==== Supplied information ====
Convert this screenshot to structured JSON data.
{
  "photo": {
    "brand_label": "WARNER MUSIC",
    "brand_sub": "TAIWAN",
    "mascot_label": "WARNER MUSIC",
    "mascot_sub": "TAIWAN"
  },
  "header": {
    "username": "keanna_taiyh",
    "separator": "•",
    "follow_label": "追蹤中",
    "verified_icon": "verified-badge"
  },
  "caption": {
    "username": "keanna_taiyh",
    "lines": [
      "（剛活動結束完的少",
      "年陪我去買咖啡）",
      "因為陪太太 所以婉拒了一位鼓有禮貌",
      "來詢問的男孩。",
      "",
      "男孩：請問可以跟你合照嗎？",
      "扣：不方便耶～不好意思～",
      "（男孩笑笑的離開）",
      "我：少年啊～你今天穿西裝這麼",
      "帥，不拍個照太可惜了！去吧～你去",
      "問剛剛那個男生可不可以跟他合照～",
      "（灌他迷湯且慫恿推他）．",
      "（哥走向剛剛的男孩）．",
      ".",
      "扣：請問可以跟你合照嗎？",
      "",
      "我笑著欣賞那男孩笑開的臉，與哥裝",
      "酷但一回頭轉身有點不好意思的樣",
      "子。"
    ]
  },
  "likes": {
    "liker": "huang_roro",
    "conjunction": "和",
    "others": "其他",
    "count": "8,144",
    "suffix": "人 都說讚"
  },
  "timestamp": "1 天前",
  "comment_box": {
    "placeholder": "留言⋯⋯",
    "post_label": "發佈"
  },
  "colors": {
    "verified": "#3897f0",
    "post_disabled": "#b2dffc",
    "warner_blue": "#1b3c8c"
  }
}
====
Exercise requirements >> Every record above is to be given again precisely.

Reply >>
Convert this screenshot to structured JSON data.
{
  "photo": {
    "brand_label": "WARNER MUSIC",
    "brand_sub": "TAIWAN",
    "mascot_label": "WARNER MUSIC",
    "mascot_sub": "TAIWAN"
  },
  "header": {
    "username": "keanna_taiyh",
    "separator": "•",
    "follow_label": "追蹤中",
    "verified_icon": "verified-badge"
  },
  "caption": {
    "username": "keanna_taiyh",
    "lines": [
      "（剛活動結束完的少",
      "年陪我去買咖啡）",
      "因為陪太太 所以婉拒了一位鼓有禮貌",
      "來詢問的男孩。",
      "",
      "男孩：請問可以跟你合照嗎？",
      "扣：不方便耶～不好意思～",
      "（男孩笑笑的離開）",
      "我：少年啊～你今天穿西裝這麼",
      "帥，不拍個照太可惜了！去吧～你去",
      "問剛剛那個男生可不可以跟他合照～",
      "（灌他迷湯且慫恿推他）．",
      "（哥走向剛剛的男孩）．",
      ".",
      "扣：請問可以跟你合照嗎？",
      "",
      "我笑著欣賞那男孩笑開的臉，與哥裝",
      "酷但一回頭轉身有點不好意思的樣",
      "子。"
    ]
  },
  "likes": {
    "liker": "huang_roro",
    "conjunction": "和",
    "others": "其他",
    "count": "8,144",
    "suffix": "人 都說讚"
  },
  "timestamp": "1 天前",
  "comment_box": {
    "placeholder": "留言⋯⋯",
    "post_label": "發佈"
  },
  "colors": {
    "verified": "#3897f0",
    "post_disabled": "#b2dffc",
    "warner_blue": "#1b3c8c"
  }
}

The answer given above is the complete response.